PLEXUS Market Comments
MARKET COMMENTS – SEPTEMBER 23, 2021
NY futures closed a rollercoaster week basically unchanged, as December gave up just 5 points to close at 92.46 cents. The Dec/March inversion widened from 81 to 96 points.
After December had closed 26 consecutive sessions in a 260-point settlement range between 92.30 and 94.90 cents, it broke through a six-month uptrend line and the 50-day moving average on Monday, dropping to a low of 89.05 cents in heavy volume of 55.4k contracts. Spec long liquidation into scale-down trade short covering erased 9.3k of Dec’s open interest in the process.
However, the market quickly regained its footing and recovered all of its losses over the following three sessions, during which December gained a combined 344 points, or 11 points more than it had dropped on Monday. Total volume for these three recovery days amounted to 62.7k contracts, although open interest did not bounce back so far, which tells us that mill fixations were probably doing most of the lifting.
China dictated market action this week, first by spooking financial markets into a selloff with its property crisis, which dragged cotton down with it, and then by showing up as a strong buyer of US cotton, which helped December crawl out of its hole.
US export sales amounted to an impressive 368,900 running bales of Upland and Pima cotton, with China accounting for 221.1k running bales or about 60 percent of the total. Overall there were 18 markets buying, while 22 destinations received shipments of 180,600 running bales.
Total commitments have risen to 7.05 million statistical bales, of which 1.45 million bales have so far been shipped. Sales still lag 1.2 million bales behind last year, while shipments are 0.65 million bales lower.
In the last three export sales reports China has increased its purchases by 668k running bales and probably continued to add more to this tally during this week’s dip. So far China has booked 1.51 million running bales of US cotton this season, which is still less than half of the 3.16 million running bales it had bought last year at this point. But China has once again entered as a stabilizing force and keeps traders guessing as to what its intentions are.
Some fear that China’s crop might be smaller than expected, while others believe that China has to import more foreign cotton because of the Xinjiang issue. From a pricing point of view it makes sense that China’s Reserve would pursue foreign growths, since the CC-index is still calculating at 125 cents/lb, while the January futures contract is at around 120 cents/lb.
From a timing point of view it also makes sense that China would become active now, because there wasn’t much to buy in the US two months ago and if China had been chasing after cotton then, it would have added fuel to an already bullish market.

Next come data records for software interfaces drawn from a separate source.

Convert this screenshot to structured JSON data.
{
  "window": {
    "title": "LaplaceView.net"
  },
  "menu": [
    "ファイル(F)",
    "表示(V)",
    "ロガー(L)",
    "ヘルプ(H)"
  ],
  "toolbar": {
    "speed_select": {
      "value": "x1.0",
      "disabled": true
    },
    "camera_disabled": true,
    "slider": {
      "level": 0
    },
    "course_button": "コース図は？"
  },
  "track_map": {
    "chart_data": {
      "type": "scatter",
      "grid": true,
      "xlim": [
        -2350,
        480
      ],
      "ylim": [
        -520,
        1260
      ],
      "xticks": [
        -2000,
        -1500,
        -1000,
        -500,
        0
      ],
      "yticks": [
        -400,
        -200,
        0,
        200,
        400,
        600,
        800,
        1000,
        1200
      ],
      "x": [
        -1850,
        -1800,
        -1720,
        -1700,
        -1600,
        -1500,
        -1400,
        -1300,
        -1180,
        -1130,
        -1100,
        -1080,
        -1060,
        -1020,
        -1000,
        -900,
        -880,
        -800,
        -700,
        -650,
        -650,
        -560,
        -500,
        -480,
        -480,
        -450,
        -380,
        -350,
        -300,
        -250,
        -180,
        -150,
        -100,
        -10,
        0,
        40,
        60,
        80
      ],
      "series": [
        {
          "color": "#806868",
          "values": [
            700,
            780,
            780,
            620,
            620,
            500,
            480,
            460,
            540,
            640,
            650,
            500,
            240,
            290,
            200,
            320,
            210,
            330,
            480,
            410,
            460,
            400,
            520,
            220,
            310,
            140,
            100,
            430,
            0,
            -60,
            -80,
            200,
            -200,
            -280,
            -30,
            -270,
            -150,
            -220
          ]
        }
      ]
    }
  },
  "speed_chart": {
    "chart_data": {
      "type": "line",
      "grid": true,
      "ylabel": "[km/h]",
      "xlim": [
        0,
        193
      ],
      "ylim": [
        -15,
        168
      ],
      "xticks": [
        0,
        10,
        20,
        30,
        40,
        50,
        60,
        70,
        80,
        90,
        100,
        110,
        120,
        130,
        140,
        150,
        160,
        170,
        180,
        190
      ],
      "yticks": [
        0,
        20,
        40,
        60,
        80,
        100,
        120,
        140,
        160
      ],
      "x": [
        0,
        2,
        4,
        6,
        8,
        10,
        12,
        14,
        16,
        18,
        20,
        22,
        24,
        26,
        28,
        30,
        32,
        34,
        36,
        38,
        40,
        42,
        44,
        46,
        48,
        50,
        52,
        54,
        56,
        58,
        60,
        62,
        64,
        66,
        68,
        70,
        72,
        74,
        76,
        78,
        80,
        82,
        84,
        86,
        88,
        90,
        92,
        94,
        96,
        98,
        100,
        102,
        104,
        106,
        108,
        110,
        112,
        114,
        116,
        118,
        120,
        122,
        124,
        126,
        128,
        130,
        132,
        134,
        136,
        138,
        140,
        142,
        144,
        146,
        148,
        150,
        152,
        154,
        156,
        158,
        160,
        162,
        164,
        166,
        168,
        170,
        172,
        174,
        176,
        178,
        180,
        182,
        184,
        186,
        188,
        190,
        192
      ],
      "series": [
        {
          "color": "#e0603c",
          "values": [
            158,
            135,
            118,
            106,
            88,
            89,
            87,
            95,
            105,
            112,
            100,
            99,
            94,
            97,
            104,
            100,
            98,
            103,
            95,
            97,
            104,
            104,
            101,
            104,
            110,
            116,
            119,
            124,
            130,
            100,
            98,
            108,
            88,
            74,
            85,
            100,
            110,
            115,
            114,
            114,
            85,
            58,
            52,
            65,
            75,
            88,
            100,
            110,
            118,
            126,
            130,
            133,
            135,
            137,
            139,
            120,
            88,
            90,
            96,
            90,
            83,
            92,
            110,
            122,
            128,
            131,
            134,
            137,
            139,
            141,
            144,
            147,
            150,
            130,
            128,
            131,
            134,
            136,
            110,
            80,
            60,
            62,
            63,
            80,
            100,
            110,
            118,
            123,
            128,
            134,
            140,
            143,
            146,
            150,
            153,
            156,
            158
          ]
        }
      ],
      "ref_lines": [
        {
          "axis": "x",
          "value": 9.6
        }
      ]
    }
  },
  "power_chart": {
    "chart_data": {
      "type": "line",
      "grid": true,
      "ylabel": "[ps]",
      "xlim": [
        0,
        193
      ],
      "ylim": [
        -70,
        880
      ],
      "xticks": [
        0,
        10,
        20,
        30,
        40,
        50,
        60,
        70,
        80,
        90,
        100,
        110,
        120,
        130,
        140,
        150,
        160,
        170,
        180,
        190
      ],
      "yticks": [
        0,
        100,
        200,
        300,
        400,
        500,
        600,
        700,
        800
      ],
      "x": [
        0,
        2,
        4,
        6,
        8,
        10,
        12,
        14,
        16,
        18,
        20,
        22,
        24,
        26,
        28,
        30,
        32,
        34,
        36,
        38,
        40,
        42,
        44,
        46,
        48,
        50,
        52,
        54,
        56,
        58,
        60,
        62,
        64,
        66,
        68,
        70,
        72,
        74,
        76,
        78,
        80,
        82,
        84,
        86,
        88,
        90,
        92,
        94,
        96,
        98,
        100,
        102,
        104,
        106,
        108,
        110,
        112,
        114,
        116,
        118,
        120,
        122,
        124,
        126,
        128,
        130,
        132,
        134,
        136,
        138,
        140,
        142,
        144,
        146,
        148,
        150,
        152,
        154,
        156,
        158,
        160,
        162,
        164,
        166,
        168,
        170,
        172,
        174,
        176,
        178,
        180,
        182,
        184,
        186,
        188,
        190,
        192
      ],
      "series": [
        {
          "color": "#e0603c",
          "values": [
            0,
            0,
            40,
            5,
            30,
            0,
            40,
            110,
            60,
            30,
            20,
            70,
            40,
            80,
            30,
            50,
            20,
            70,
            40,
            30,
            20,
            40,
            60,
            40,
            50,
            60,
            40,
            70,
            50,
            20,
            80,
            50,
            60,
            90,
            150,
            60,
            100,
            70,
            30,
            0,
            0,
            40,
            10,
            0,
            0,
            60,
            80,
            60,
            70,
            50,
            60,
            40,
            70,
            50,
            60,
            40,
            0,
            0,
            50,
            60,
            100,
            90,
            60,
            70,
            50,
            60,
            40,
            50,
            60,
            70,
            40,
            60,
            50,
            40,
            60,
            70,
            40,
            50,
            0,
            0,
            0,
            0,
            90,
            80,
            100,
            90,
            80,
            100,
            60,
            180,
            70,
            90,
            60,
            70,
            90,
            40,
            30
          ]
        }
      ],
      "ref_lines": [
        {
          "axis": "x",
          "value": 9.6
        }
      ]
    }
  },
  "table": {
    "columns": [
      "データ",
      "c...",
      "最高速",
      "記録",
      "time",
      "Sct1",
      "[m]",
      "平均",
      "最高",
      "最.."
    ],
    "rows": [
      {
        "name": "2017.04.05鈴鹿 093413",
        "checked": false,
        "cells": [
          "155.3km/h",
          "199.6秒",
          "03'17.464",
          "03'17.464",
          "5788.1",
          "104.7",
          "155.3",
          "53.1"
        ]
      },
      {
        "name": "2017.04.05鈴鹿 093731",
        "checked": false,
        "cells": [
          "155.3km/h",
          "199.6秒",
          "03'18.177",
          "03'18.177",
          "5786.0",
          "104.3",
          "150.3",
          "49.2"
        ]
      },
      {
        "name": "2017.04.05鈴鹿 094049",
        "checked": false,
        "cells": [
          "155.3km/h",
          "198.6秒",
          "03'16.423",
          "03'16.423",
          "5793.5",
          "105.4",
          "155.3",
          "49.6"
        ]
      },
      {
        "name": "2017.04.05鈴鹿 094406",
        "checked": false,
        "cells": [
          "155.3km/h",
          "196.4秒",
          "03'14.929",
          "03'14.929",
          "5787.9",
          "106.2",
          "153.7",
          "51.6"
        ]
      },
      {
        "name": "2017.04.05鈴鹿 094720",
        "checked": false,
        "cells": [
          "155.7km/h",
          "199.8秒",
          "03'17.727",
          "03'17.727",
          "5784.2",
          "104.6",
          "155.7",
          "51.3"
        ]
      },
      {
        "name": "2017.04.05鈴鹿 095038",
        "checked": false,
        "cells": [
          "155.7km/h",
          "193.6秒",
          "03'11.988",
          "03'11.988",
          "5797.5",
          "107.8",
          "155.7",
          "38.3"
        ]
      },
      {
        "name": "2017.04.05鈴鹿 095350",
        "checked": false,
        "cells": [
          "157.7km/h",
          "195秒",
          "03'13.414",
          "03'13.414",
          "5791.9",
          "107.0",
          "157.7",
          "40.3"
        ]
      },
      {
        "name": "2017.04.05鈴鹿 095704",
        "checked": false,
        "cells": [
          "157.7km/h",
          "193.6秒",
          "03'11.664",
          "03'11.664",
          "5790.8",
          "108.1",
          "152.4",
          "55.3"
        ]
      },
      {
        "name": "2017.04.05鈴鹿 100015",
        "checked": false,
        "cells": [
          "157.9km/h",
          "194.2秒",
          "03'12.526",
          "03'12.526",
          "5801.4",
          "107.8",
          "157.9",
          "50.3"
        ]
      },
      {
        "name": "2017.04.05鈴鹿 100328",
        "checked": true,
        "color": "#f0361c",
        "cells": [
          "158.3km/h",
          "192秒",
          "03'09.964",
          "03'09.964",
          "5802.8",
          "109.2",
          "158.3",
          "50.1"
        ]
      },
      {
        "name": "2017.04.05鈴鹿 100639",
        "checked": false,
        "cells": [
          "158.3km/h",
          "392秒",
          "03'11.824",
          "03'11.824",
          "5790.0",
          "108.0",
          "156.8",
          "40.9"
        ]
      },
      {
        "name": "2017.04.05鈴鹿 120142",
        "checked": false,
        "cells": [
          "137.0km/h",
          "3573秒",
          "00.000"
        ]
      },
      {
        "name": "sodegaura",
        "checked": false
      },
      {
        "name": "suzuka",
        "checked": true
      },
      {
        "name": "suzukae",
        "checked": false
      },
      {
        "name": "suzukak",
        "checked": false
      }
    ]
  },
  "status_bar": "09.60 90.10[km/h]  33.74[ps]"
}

With a sizeable US crop now looking more certain, it should be easier for the market to digest these large sales, although we have yet to find out how hungry China really is.
The US is still on course to make an 18.2-18.5 million bale crop in our opinion. While Texas experienced excellent late summer weather that helped it push over the finish line, the Delta and Southeast were hampered by wet and cool conditions recently, which might have taken some yield off and caused maturity issues in a few areas. Let’s just hope that we will get a warm and dry fall to get this crop off the field without further setbacks!
Although the USDA expects the US crop to be 3.9 million bales larger than last season, total supply of 21.66 million bales would still be the lowest in the last five seasons, when supplies ranged from 21.86 to 24.76 million bales. Since beginning stocks of 3.15 million were quite a bit lower than in previous seasons (last year we started with 7.25 million bales) and the crop is a late, it will take a while until the market is going to feel any supply pressure, if at all. This should keep the December contract on a firm footing vis-à-vis the back months.
The CFTC on-call report showed that as of last Friday there were still 4.91 million bales in unfixed sales on December, versus 1.72 million bales in unfixed purchases. However, this number has been greatly reduced during this week’s selloff and the subsequent rebound, during which a large chunk of these on-call sales were squared away. We therefore believe that no more than 3.5 million bales remain, which would be in the ballpark of recent years.
While China’s real estate problem will likely be contained by the government, it serves as a warning as to how quickly things can change. The entire financial system is overvalued and overleveraged and sooner or later this massive bubble is going to encounter the proverbial needle.
So where do we go from here?
The technical breach on Monday flushed out some spec longs and allowed mills to fix a decent amount of their December commitments. This helped to defuse a potential short-squeeze, although mills are not quite out of the woods yet.
With financial markets quickly reverting to ‘risk on’, spec liquidation stopped, while mill fixations and possibly China buying lifted the market back into the 92-95 settlement range, where we had been in previous five weeks.
Barring any further macro jitters or last minute crop issues, the market will probably hang around in the low 90s for the time being.